=== SOURCE INFORMATION ===

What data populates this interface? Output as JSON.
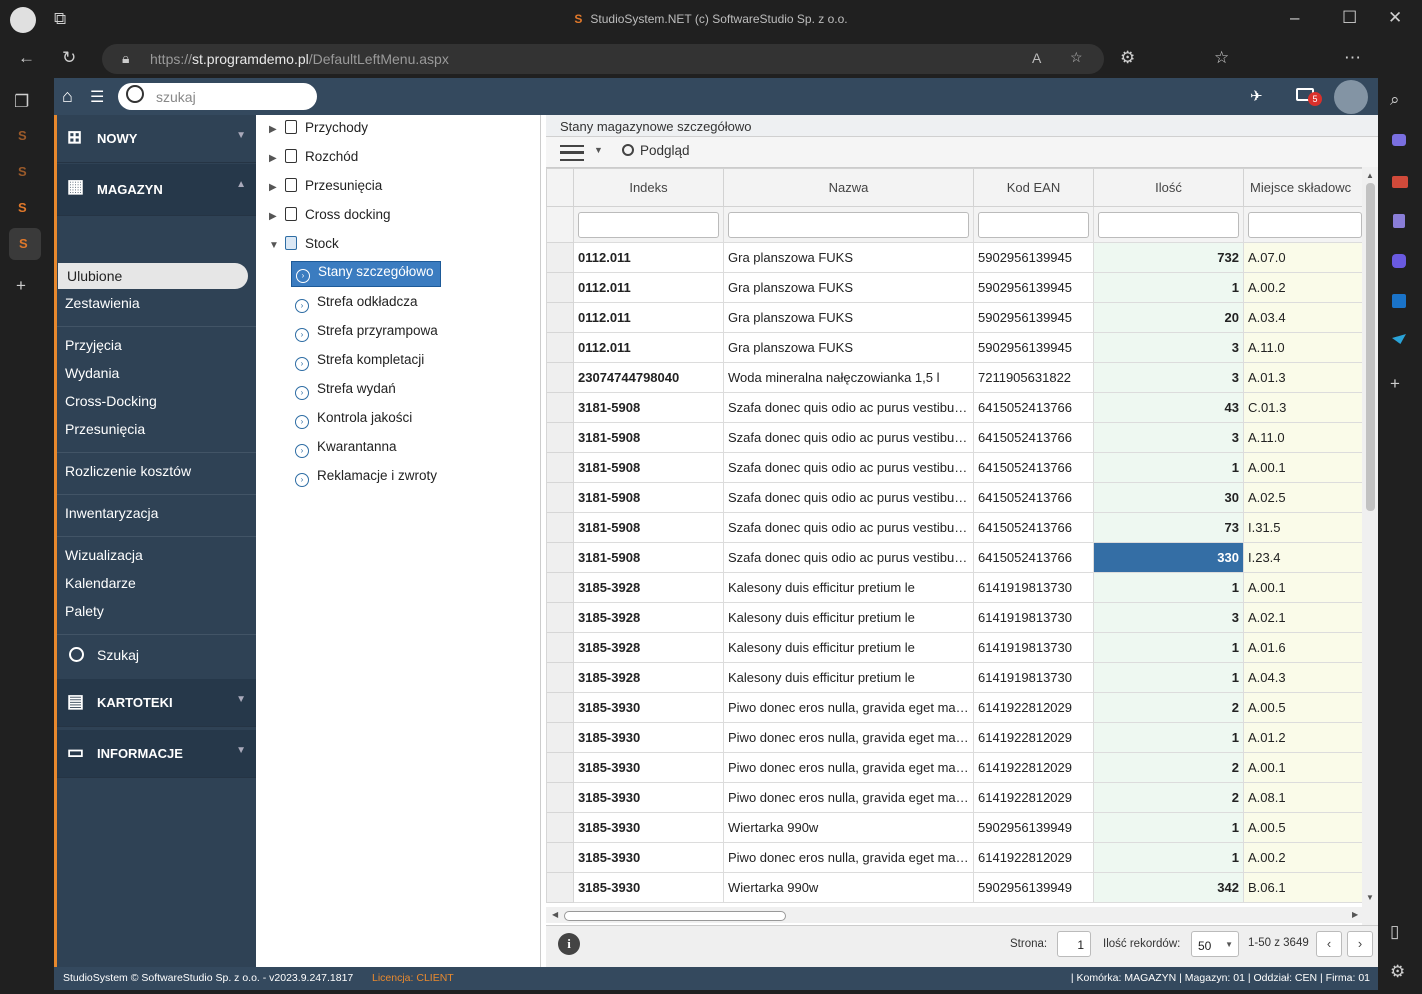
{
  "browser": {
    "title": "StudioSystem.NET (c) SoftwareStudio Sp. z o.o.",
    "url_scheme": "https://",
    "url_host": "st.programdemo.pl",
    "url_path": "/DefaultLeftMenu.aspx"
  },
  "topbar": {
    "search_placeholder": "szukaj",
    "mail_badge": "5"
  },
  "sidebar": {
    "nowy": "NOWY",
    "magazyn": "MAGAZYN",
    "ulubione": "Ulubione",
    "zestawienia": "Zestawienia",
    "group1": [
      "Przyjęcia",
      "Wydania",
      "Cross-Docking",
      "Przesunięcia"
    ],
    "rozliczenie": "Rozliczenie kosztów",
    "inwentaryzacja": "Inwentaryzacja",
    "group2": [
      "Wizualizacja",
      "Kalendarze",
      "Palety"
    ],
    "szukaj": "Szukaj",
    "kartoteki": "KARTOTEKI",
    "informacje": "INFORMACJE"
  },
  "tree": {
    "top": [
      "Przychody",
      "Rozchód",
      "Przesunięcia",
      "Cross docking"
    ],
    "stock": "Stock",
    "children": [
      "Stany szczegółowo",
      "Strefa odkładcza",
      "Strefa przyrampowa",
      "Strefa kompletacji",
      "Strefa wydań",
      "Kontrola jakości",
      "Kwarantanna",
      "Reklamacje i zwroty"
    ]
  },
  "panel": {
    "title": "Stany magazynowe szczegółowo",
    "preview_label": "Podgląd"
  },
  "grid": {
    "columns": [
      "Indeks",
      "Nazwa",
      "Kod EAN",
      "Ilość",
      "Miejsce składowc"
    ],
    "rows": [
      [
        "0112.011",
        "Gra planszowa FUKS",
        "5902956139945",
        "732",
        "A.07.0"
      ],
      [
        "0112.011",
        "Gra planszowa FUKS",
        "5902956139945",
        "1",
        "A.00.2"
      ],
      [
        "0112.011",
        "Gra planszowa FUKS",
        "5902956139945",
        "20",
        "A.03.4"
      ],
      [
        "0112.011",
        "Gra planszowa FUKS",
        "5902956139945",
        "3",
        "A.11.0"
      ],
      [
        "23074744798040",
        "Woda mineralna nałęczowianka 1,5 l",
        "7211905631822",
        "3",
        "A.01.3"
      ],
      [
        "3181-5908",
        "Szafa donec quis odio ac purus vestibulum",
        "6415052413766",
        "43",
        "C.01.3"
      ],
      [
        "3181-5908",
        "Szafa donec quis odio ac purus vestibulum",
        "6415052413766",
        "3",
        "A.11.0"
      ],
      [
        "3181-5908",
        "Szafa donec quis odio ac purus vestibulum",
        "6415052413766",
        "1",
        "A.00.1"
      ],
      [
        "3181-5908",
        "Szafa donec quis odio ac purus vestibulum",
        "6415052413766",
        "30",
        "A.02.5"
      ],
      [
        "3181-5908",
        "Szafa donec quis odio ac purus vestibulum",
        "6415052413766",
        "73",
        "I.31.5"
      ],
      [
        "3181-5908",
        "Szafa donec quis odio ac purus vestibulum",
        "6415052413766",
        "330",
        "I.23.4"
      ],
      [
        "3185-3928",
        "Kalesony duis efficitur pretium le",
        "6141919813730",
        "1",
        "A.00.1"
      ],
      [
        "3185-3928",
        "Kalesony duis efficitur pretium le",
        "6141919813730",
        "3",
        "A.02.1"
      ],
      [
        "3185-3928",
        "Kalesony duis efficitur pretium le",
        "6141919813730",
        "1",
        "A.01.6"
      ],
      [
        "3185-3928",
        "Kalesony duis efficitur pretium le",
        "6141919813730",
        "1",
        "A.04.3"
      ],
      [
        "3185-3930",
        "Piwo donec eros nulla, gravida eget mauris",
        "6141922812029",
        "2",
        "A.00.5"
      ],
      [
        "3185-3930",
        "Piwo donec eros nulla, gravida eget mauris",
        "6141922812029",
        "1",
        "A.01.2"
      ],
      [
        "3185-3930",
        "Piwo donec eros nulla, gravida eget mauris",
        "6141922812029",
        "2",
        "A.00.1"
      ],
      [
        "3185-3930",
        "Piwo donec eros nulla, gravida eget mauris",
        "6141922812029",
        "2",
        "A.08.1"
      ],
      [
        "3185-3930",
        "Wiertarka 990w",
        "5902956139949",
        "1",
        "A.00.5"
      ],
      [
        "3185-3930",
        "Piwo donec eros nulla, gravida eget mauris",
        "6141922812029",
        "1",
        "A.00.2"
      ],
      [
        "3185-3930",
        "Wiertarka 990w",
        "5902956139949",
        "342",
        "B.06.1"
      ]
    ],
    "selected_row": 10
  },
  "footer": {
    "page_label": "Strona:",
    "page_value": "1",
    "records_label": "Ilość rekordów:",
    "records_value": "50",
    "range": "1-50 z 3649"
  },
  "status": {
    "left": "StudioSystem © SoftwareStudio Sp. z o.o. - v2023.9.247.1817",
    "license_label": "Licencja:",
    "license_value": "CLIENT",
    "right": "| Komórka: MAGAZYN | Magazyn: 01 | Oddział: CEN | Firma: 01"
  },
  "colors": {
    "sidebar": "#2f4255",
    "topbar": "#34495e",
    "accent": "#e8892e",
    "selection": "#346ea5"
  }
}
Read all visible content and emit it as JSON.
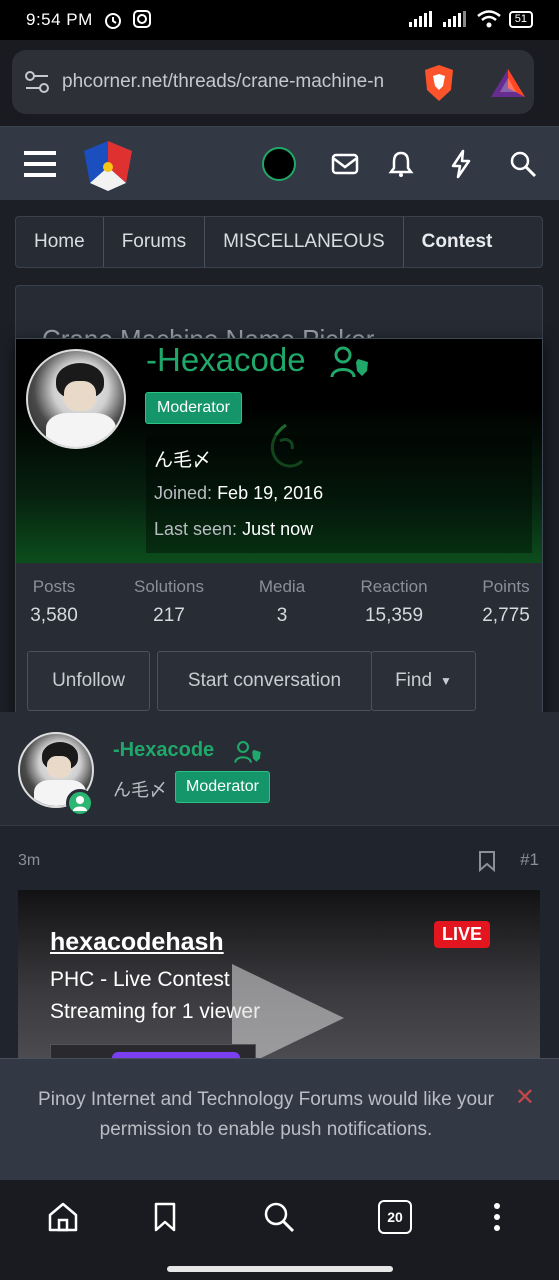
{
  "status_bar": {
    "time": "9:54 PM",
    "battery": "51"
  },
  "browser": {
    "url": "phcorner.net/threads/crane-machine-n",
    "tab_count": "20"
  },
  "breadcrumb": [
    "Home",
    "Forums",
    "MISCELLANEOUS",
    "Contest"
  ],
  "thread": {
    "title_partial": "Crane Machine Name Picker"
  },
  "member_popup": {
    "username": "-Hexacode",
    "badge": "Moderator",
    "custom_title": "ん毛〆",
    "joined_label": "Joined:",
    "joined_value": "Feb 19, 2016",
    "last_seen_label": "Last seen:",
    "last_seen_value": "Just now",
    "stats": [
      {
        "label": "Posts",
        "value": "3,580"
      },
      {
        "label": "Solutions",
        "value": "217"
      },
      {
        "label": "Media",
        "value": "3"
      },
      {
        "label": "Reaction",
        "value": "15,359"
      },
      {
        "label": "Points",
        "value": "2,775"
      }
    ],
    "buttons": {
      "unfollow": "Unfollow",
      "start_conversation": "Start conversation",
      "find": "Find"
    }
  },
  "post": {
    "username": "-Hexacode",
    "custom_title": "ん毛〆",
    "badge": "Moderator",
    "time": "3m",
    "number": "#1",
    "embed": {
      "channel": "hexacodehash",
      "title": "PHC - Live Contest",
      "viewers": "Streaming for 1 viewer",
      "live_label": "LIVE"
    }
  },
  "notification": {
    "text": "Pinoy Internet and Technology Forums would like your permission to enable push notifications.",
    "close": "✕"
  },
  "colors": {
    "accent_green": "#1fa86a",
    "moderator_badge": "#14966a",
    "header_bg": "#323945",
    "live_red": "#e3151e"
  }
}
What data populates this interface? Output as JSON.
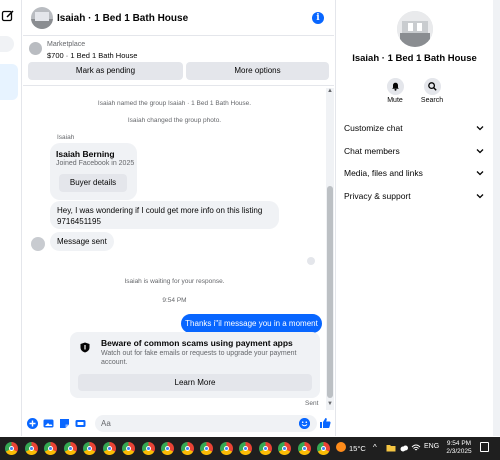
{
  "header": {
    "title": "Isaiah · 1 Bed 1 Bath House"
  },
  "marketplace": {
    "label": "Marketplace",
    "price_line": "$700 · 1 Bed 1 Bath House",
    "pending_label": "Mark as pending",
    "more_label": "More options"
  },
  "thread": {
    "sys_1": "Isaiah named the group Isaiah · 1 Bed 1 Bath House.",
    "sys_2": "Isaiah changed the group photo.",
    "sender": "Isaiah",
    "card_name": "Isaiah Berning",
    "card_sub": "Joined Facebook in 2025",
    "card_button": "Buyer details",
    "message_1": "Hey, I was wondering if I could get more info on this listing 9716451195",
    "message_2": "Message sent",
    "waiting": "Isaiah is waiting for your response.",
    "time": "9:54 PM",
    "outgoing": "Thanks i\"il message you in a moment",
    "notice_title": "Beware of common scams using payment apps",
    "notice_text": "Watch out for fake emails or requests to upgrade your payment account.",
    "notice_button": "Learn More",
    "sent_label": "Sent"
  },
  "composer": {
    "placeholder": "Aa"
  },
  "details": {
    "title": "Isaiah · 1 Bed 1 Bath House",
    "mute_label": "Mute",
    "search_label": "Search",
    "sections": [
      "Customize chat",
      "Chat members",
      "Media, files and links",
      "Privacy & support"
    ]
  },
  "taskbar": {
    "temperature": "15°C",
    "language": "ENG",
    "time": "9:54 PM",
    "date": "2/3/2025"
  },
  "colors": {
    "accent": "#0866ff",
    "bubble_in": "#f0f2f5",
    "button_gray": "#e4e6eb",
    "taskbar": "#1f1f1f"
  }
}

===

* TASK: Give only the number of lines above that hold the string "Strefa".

* PROBLEM SOLUTION: 4